__EXERCISE REQUIREMENTS__
How many lines in the entries below include the word "setting"? Respond with the number only.

# # # # # # #

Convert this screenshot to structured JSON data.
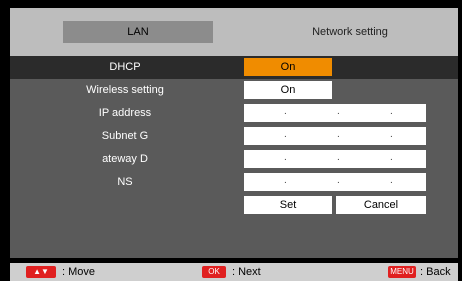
{
  "tabs": {
    "lan": "LAN",
    "network_setting": "Network setting"
  },
  "rows": {
    "dhcp": {
      "label": "DHCP",
      "value": "On"
    },
    "wireless": {
      "label": "Wireless setting",
      "value": "On"
    },
    "ip": {
      "label": "IP address"
    },
    "subnet": {
      "label": "Subnet  G"
    },
    "gateway": {
      "label": "ateway  D"
    },
    "dns": {
      "label": "NS"
    }
  },
  "ip_dots": ".",
  "buttons": {
    "set": "Set",
    "cancel": "Cancel"
  },
  "status": {
    "move_key": "▲▼",
    "move": ": Move",
    "ok_key": "OK",
    "next": ": Next",
    "menu_key": "MENU",
    "back": ": Back"
  },
  "colors": {
    "accent": "#f08c00",
    "key_red": "#e02020"
  }
}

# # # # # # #

__WORKED SOLUTION__
2